In his essay “Specific Objects”, the Minimalist artist Donald Judd emphasises the importance of new industrial materials in the production of sculpture. Judd himself worked with a variety of media from plexiglass to galvanised iron. Other sculptors such as Carl Andre showed a similar interest in new ways to construct interesting forms. In Six-Metal Fugue (for Mendelev), he arranged 1296 squared tiles made of six different metals, arranged in a pattern based on their atomic number from the lowest (aluminium) to the highest (lead). According to Chave, the use of innovative materials helped Minimalist artists fashion themselves as makers of industry and technology. However, we should not mistake this attitude for an endorsement of Capitalism. Carl Andre declared himself to be a Marxist and Robert Morris supported the idea of artists as labourers, apparently refusing ideas of individualistic glorification. Of course, beyond the statements, it is worth noting that these artists reached soon a great fame in the Western Capitalist art world and Morris was blessed with a solo show at the Whitney Museum and a retrospective at Tate as early as in 1970 and 1971 respectively.
Minimalist art asserts its presence physically by occupying the exhibition space with solid masses of significant size. Chave calls this a “domineering, sometimes brutal rhetoric” which aims at controlling both the world inhabited by the gallery and the viewers’ aesthetic experience. Once, Carl Andre had one its pieces removed from a gallery. The work was made of timber blocks and it was causing the floor to collapse under its weight. Following the accident, the artist declared that he wanted to “seize and hold the space […] not simply fill it”. This episode may support Chave’s argument. Indeed, it shows that Minimalist artists were well aware of the issues of display and perception. For this reason, the Formalist critic Michael Fry criticised Minimalism as a “theatrical” art form (“Art and Objecthood”) and dismissed it as a failure to answer to poorer aesthetic concerns.
After the ideals of pure aesthetics propagated by Abstract Expressionism, Minimalism attempted to recover the idea of a mediated aesthetic experience.
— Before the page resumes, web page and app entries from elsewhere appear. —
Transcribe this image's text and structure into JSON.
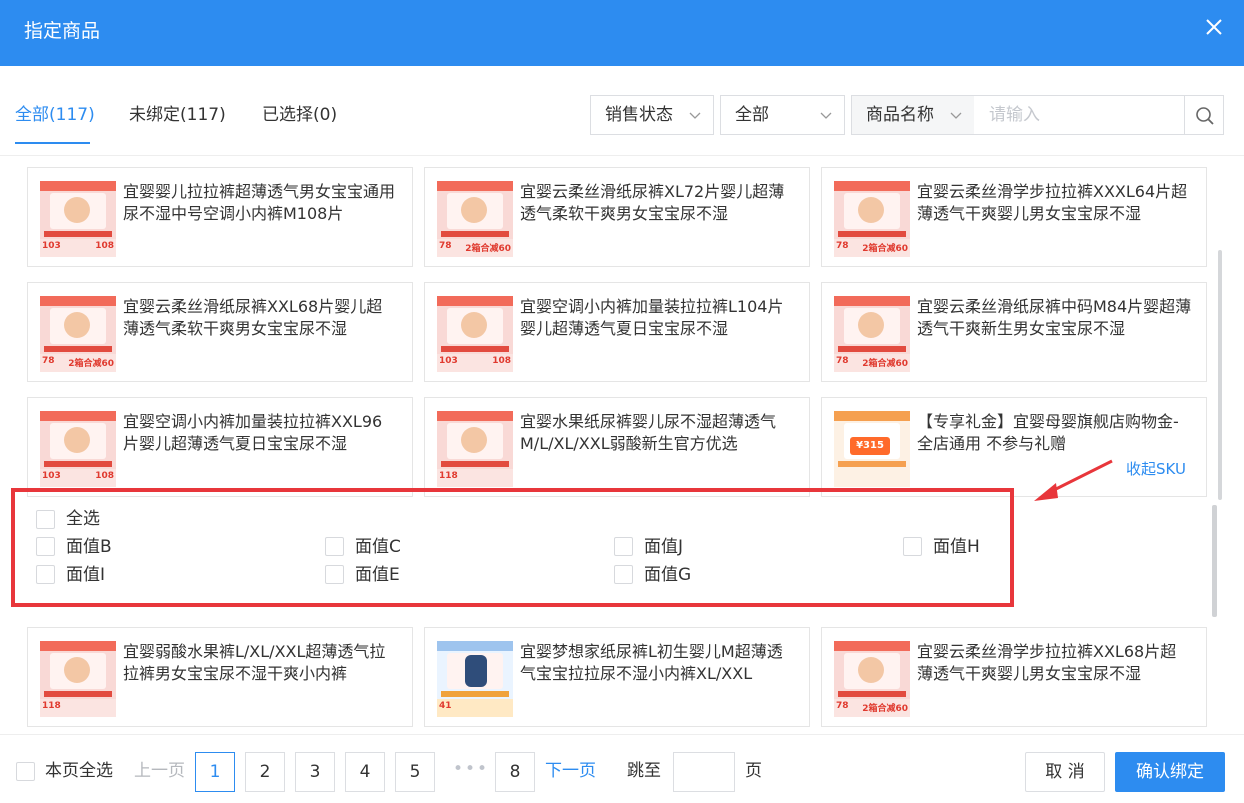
{
  "header": {
    "title": "指定商品",
    "close_icon": "close-icon"
  },
  "tabs": [
    {
      "label": "全部(117)",
      "active": true
    },
    {
      "label": "未绑定(117)",
      "active": false
    },
    {
      "label": "已选择(0)",
      "active": false
    }
  ],
  "filters": {
    "sale_status": "销售状态",
    "status_value": "全部",
    "field": "商品名称",
    "search_placeholder": "请输入"
  },
  "products": [
    {
      "name": "宜婴婴儿拉拉裤超薄透气男女宝宝通用尿不湿中号空调小内裤M108片",
      "price1": "103",
      "price2": "108"
    },
    {
      "name": "宜婴云柔丝滑纸尿裤XL72片婴儿超薄透气柔软干爽男女宝宝尿不湿",
      "price1": "78",
      "price2": "2箱合减60"
    },
    {
      "name": "宜婴云柔丝滑学步拉拉裤XXXL64片超薄透气干爽婴儿男女宝宝尿不湿",
      "price1": "78",
      "price2": "2箱合减60"
    },
    {
      "name": "宜婴云柔丝滑纸尿裤XXL68片婴儿超薄透气柔软干爽男女宝宝尿不湿",
      "price1": "78",
      "price2": "2箱合减60"
    },
    {
      "name": "宜婴空调小内裤加量装拉拉裤L104片婴儿超薄透气夏日宝宝尿不湿",
      "price1": "103",
      "price2": "108"
    },
    {
      "name": "宜婴云柔丝滑纸尿裤中码M84片婴超薄透气干爽新生男女宝宝尿不湿",
      "price1": "78",
      "price2": "2箱合减60"
    },
    {
      "name": "宜婴空调小内裤加量装拉拉裤XXL96片婴儿超薄透气夏日宝宝尿不湿",
      "price1": "103",
      "price2": "108"
    },
    {
      "name": "宜婴水果纸尿裤婴儿尿不湿超薄透气M/L/XL/XXL弱酸新生官方优选",
      "price1": "118",
      "price2": ""
    },
    {
      "name": "【专享礼金】宜婴母婴旗舰店购物金-全店通用 不参与礼赠",
      "price1": "¥315",
      "price2": ""
    },
    {
      "name": "宜婴弱酸水果裤L/XL/XXL超薄透气拉拉裤男女宝宝尿不湿干爽小内裤",
      "price1": "118",
      "price2": ""
    },
    {
      "name": "宜婴梦想家纸尿裤L初生婴儿M超薄透气宝宝拉拉尿不湿小内裤XL/XXL",
      "price1": "41",
      "price2": ""
    },
    {
      "name": "宜婴云柔丝滑学步拉拉裤XXL68片超薄透气干爽婴儿男女宝宝尿不湿",
      "price1": "78",
      "price2": "2箱合减60"
    }
  ],
  "collapse_sku": "收起SKU",
  "sku": {
    "select_all": "全选",
    "options": [
      "面值B",
      "面值C",
      "面值J",
      "面值H",
      "面值I",
      "面值E",
      "面值G"
    ]
  },
  "footer": {
    "page_select_all": "本页全选",
    "prev": "上一页",
    "pages": [
      "1",
      "2",
      "3",
      "4",
      "5",
      "8"
    ],
    "ellipsis": "•••",
    "next": "下一页",
    "jump_label": "跳至",
    "page_unit": "页",
    "cancel": "取 消",
    "confirm": "确认绑定"
  },
  "colors": {
    "primary": "#2d8cf0",
    "annotation": "#e8363b"
  }
}
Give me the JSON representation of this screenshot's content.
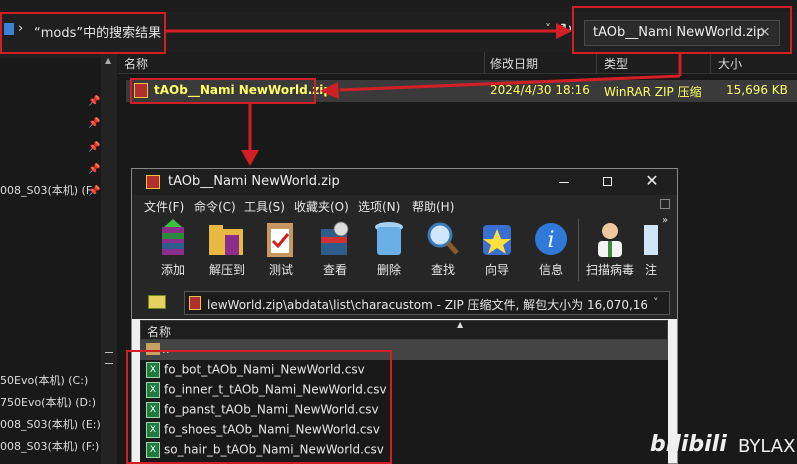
{
  "explorer": {
    "breadcrumb": "“mods”中的搜索结果",
    "search_value": "tAOb__Nami NewWorld.zip",
    "columns": [
      "名称",
      "修改日期",
      "类型",
      "大小"
    ],
    "file": {
      "name": "tAOb__Nami NewWorld.zip",
      "modified": "2024/4/30 18:16",
      "type": "WinRAR ZIP 压缩",
      "size": "15,696 KB"
    },
    "quick_access_label": "008_S03(本机) (F",
    "drives": [
      "50Evo(本机) (C:)",
      "750Evo(本机) (D:)",
      "008_S03(本机) (E:)",
      "008_S03(本机) (F:)"
    ]
  },
  "winrar": {
    "title": "tAOb__Nami NewWorld.zip",
    "menu": [
      "文件(F)",
      "命令(C)",
      "工具(S)",
      "收藏夹(O)",
      "选项(N)",
      "帮助(H)"
    ],
    "tools": [
      "添加",
      "解压到",
      "测试",
      "查看",
      "删除",
      "查找",
      "向导",
      "信息",
      "扫描病毒",
      "注"
    ],
    "path": "lewWorld.zip\\abdata\\list\\characustom - ZIP 压缩文件, 解包大小为 16,070,160 字节",
    "column_name": "名称",
    "parent_row": "..",
    "files": [
      "fo_bot_tAOb_Nami_NewWorld.csv",
      "fo_inner_t_tAOb_Nami_NewWorld.csv",
      "fo_panst_tAOb_Nami_NewWorld.csv",
      "fo_shoes_tAOb_Nami_NewWorld.csv",
      "so_hair_b_tAOb_Nami_NewWorld.csv"
    ]
  },
  "watermark": "BYLAX",
  "colors": {
    "annotation": "#d21f26",
    "highlight": "#ffff00",
    "selection": "#3a3a3a"
  }
}
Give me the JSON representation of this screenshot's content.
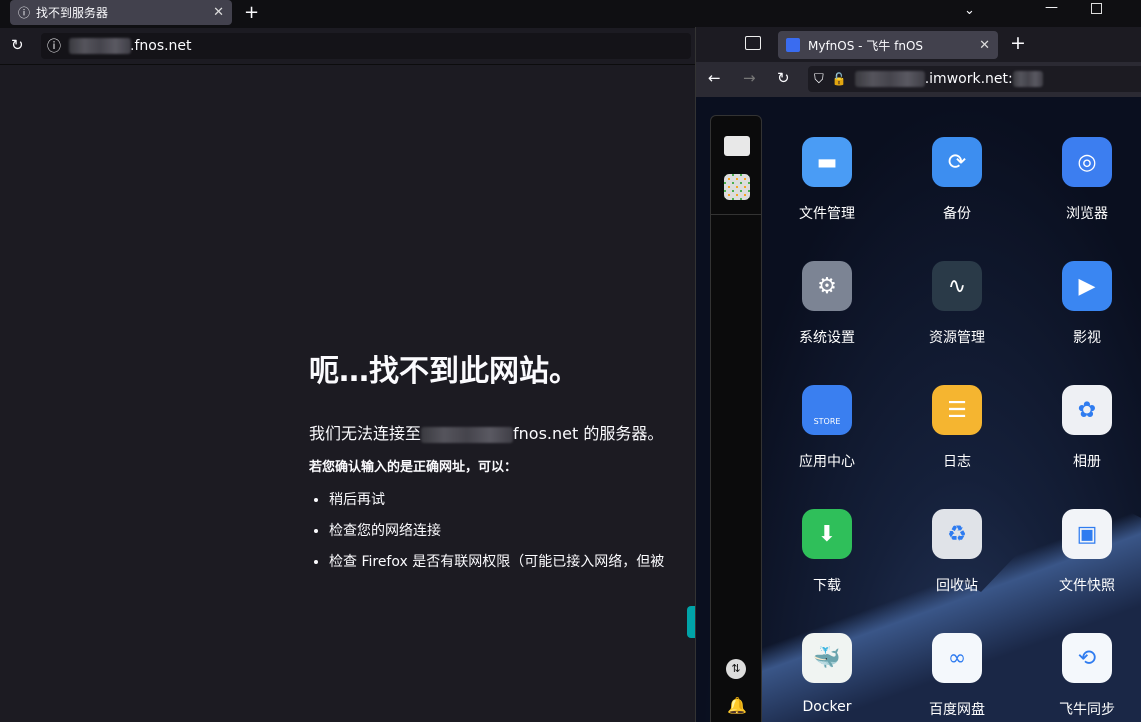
{
  "main_browser": {
    "tab_title": "找不到服务器",
    "url_suffix": ".fnos.net",
    "icons": {
      "reload": "reload-icon",
      "info": "info-icon",
      "new_tab": "plus-icon",
      "close": "close-icon"
    }
  },
  "error_page": {
    "title": "呃…找不到此网站。",
    "message_prefix": "我们无法连接至",
    "message_suffix": "fnos.net 的服务器。",
    "hint": "若您确认输入的是正确网址，可以：",
    "tips": [
      "稍后再试",
      "检查您的网络连接",
      "检查 Firefox 是否有联网权限（可能已接入网络，但被"
    ]
  },
  "second_browser": {
    "tab_title": "MyfnOS - 飞牛 fnOS",
    "url_suffix": ".imwork.net:"
  },
  "desktop": {
    "apps": [
      {
        "label": "文件管理",
        "icon": "folder-icon",
        "color": "#4a9cf5"
      },
      {
        "label": "备份",
        "icon": "backup-icon",
        "color": "#3d8ef0"
      },
      {
        "label": "浏览器",
        "icon": "browser-icon",
        "color": "#3c7ef0"
      },
      {
        "label": "系统设置",
        "icon": "settings-icon",
        "color": "#7c8494"
      },
      {
        "label": "资源管理",
        "icon": "resource-monitor-icon",
        "color": "#2a3a48"
      },
      {
        "label": "影视",
        "icon": "video-icon",
        "color": "#3a86f2"
      },
      {
        "label": "应用中心",
        "icon": "store-icon",
        "color": "#3a7ff0"
      },
      {
        "label": "日志",
        "icon": "log-icon",
        "color": "#f5b530"
      },
      {
        "label": "相册",
        "icon": "photos-icon",
        "color": "#eef0f4"
      },
      {
        "label": "下载",
        "icon": "download-icon",
        "color": "#2fbf5a"
      },
      {
        "label": "回收站",
        "icon": "recycle-bin-icon",
        "color": "#e0e3e8"
      },
      {
        "label": "文件快照",
        "icon": "file-snapshot-icon",
        "color": "#f2f4f8"
      },
      {
        "label": "Docker",
        "icon": "docker-icon",
        "color": "#f0f4f2"
      },
      {
        "label": "百度网盘",
        "icon": "baidu-netdisk-icon",
        "color": "#f4f8fc"
      },
      {
        "label": "飞牛同步",
        "icon": "sync-icon",
        "color": "#f4f8fc"
      }
    ],
    "store_text": "STORE"
  }
}
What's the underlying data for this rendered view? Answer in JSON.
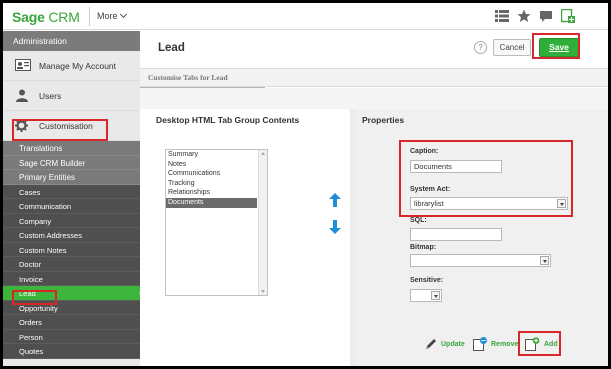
{
  "app": {
    "logo_brand": "Sage",
    "logo_product": "CRM",
    "more_label": "More"
  },
  "toolbar_icons": [
    "list-icon",
    "star-icon",
    "comment-icon",
    "add-document-icon"
  ],
  "sidebar": {
    "admin_label": "Administration",
    "top_items": [
      {
        "label": "Manage My Account",
        "icon": "id-card-icon"
      },
      {
        "label": "Users",
        "icon": "user-icon"
      },
      {
        "label": "Customisation",
        "icon": "gear-icon"
      }
    ],
    "sub_items": [
      "Translations",
      "Sage CRM Builder",
      "Primary Entities"
    ],
    "entities": [
      "Cases",
      "Communication",
      "Company",
      "Custom Addresses",
      "Custom Notes",
      "Doctor",
      "Invoice",
      "Lead",
      "Opportunity",
      "Orders",
      "Person",
      "Quotes"
    ],
    "active_entity": "Lead"
  },
  "main": {
    "title": "Lead",
    "help_label": "?",
    "cancel_label": "Cancel",
    "save_label": "Save",
    "subtitle": "Customise Tabs for Lead"
  },
  "tab_group": {
    "heading": "Desktop HTML Tab Group Contents",
    "items": [
      "Summary",
      "Notes",
      "Communications",
      "Tracking",
      "Relationships",
      "Documents"
    ],
    "selected": "Documents"
  },
  "properties": {
    "heading": "Properties",
    "caption_label": "Caption:",
    "caption_value": "Documents",
    "system_act_label": "System Act:",
    "system_act_value": "librarylist",
    "sql_label": "SQL:",
    "sql_value": "",
    "bitmap_label": "Bitmap:",
    "bitmap_value": "",
    "sensitive_label": "Sensitive:",
    "sensitive_value": ""
  },
  "actions": {
    "update_label": "Update",
    "remove_label": "Remove",
    "add_label": "Add"
  },
  "colors": {
    "brand_green": "#3aa53a",
    "save_green": "#2fae39",
    "arrow_blue": "#1e8fd6",
    "highlight_red": "#d9262a",
    "sidebar_dark": "#4f4f4f"
  }
}
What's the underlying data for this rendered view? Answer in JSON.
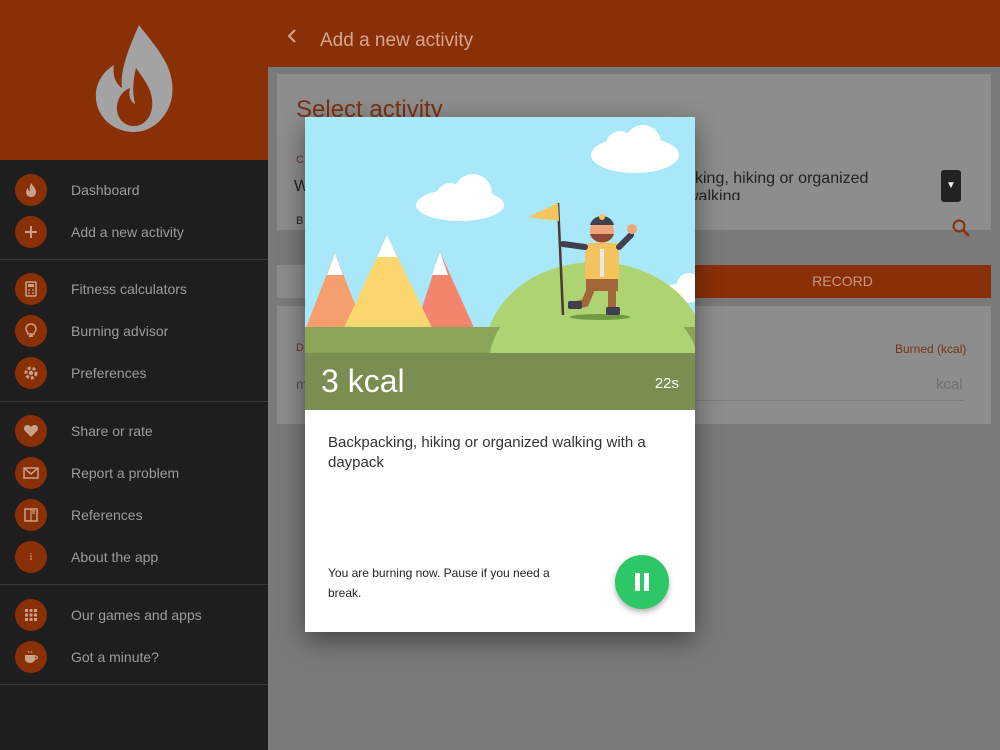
{
  "topbar": {
    "title": "Add a new activity"
  },
  "sidebar": {
    "items": [
      {
        "label": "Dashboard",
        "icon": "flame-icon"
      },
      {
        "label": "Add a new activity",
        "icon": "plus-icon"
      },
      {
        "label": "Fitness calculators",
        "icon": "calculator-icon"
      },
      {
        "label": "Burning advisor",
        "icon": "lightbulb-icon"
      },
      {
        "label": "Preferences",
        "icon": "gear-icon"
      },
      {
        "label": "Share or rate",
        "icon": "heart-icon"
      },
      {
        "label": "Report a problem",
        "icon": "envelope-icon"
      },
      {
        "label": "References",
        "icon": "book-icon"
      },
      {
        "label": "About the app",
        "icon": "info-icon"
      },
      {
        "label": "Our games and apps",
        "icon": "grid-icon"
      },
      {
        "label": "Got a minute?",
        "icon": "coffee-icon"
      }
    ]
  },
  "main": {
    "select_title": "Select activity",
    "dropdown_text": "cking, hiking or organized walking\ndaypack",
    "record_label": "RECORD",
    "burned_header": "Burned (kcal)",
    "kcal_unit": "kcal",
    "small_c": "C",
    "small_w": "W",
    "small_b": "B",
    "small_d": "D",
    "small_m": "m"
  },
  "dialog": {
    "kcal": "3 kcal",
    "time": "22s",
    "activity": "Backpacking, hiking or organized walking with a daypack",
    "status": "You are burning now. Pause if you need a break."
  },
  "colors": {
    "accent": "#8a3006",
    "sidebar_bg": "#1e1e1e",
    "pause_green": "#2ec768",
    "kcal_band": "#7a8e52"
  }
}
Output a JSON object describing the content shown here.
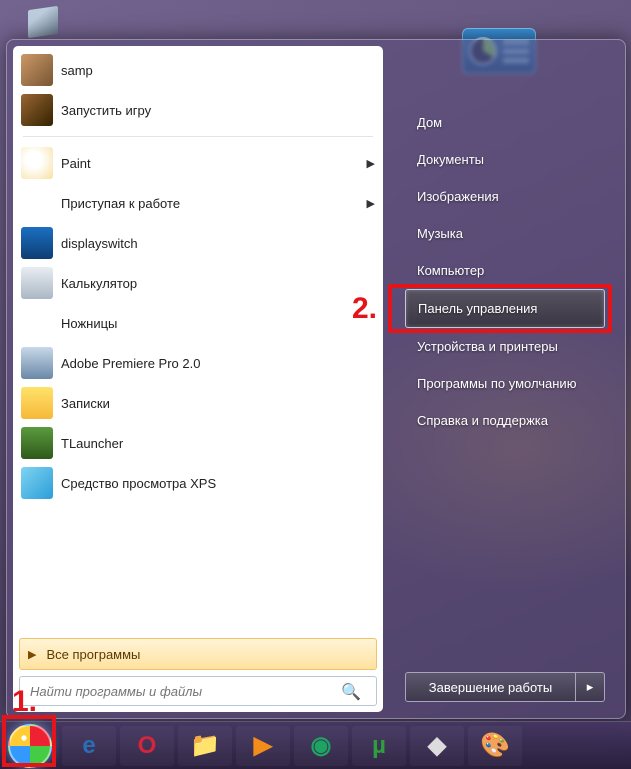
{
  "annotations": {
    "one": "1.",
    "two": "2."
  },
  "start_menu": {
    "pinned": [
      {
        "label": "samp",
        "icon": "ic-samp"
      },
      {
        "label": "Запустить игру",
        "icon": "ic-run"
      }
    ],
    "recent": [
      {
        "label": "Paint",
        "icon": "ic-paint",
        "arrow": true
      },
      {
        "label": "Приступая к работе",
        "icon": "ic-start",
        "arrow": true
      },
      {
        "label": "displayswitch",
        "icon": "ic-display",
        "arrow": false
      },
      {
        "label": "Калькулятор",
        "icon": "ic-calc",
        "arrow": false
      },
      {
        "label": "Ножницы",
        "icon": "ic-snip",
        "arrow": false
      },
      {
        "label": "Adobe Premiere Pro 2.0",
        "icon": "ic-premiere",
        "arrow": false
      },
      {
        "label": "Записки",
        "icon": "ic-notes",
        "arrow": false
      },
      {
        "label": "TLauncher",
        "icon": "ic-tl",
        "arrow": false
      },
      {
        "label": "Средство просмотра XPS",
        "icon": "ic-xps",
        "arrow": false
      }
    ],
    "all_programs": "Все программы",
    "search_placeholder": "Найти программы и файлы",
    "right": [
      "Дом",
      "Документы",
      "Изображения",
      "Музыка",
      "Компьютер",
      "Панель управления",
      "Устройства и принтеры",
      "Программы по умолчанию",
      "Справка и поддержка"
    ],
    "right_highlight_index": 5,
    "shutdown": "Завершение работы"
  },
  "taskbar": {
    "items": [
      {
        "name": "ie-icon",
        "glyph": "e",
        "color": "#2a6db5"
      },
      {
        "name": "opera-icon",
        "glyph": "O",
        "color": "#d6243a"
      },
      {
        "name": "explorer-icon",
        "glyph": "📁",
        "color": ""
      },
      {
        "name": "wmp-icon",
        "glyph": "▶",
        "color": "#f28c1b"
      },
      {
        "name": "chrome-icon",
        "glyph": "◉",
        "color": "#1da462"
      },
      {
        "name": "utorrent-icon",
        "glyph": "µ",
        "color": "#2e9e3e"
      },
      {
        "name": "unity-icon",
        "glyph": "◆",
        "color": "#dcdcdc"
      },
      {
        "name": "paint-icon",
        "glyph": "🎨",
        "color": ""
      }
    ]
  }
}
For instance, Morris was interested in Modern theories of perception and was a follower of the so-called gestalt psychology, which played an important part in its creations. Chave sees these elements as an exercise of the artist’s control over the passive viewer. In fact, I believe this may be an exaggeration, as visible from a variety of statements by the artist themselves. For example, Judd’s interview with Michael Archer shows that the artist accepted chance in his work and that his method was much more tentative than Chave would let us think with her “rhetoric of power” theory. Nonetheless, this remains an intriguing theory which helps us catch a glimpse of the innovative methods employed by Minimalist artists in a period of great social and political turmoil such as the 1960s.